_Task requirements_. Read the entries below and pull out each line with the string "title".
----- Records provided -----
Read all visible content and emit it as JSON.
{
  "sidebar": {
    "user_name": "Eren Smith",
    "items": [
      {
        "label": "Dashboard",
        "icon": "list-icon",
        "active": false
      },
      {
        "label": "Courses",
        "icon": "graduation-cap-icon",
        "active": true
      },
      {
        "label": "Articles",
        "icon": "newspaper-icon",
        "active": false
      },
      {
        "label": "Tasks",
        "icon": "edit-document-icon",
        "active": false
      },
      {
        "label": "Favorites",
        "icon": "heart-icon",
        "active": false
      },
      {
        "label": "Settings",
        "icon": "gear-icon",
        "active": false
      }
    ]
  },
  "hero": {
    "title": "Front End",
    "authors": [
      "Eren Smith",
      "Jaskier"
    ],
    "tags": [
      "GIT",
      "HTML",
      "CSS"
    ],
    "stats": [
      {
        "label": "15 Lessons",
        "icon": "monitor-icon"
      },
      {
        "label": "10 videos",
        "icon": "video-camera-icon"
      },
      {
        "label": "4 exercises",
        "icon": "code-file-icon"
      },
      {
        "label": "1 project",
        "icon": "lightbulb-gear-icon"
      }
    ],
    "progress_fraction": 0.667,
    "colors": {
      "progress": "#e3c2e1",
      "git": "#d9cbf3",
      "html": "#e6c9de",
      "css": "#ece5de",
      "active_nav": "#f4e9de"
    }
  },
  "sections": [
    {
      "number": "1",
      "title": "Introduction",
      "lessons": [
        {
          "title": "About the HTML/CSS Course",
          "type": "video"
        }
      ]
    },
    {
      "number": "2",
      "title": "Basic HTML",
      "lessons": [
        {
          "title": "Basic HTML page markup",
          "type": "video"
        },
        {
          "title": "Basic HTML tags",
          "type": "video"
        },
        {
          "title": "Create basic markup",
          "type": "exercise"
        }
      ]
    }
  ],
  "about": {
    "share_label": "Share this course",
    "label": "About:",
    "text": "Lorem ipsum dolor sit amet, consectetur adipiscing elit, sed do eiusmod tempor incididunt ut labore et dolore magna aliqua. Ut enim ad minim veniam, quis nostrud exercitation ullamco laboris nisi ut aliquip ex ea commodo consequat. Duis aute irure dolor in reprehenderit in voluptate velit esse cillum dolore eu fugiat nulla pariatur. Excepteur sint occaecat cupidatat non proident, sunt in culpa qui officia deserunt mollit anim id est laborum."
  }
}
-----
_Solved problem_.
    "title": "Front End",
      "title": "Introduction",
          "title": "About the HTML/CSS Course",
      "title": "Basic HTML",
          "title": "Basic HTML page markup",
          "title": "Basic HTML tags",
          "title": "Create basic markup",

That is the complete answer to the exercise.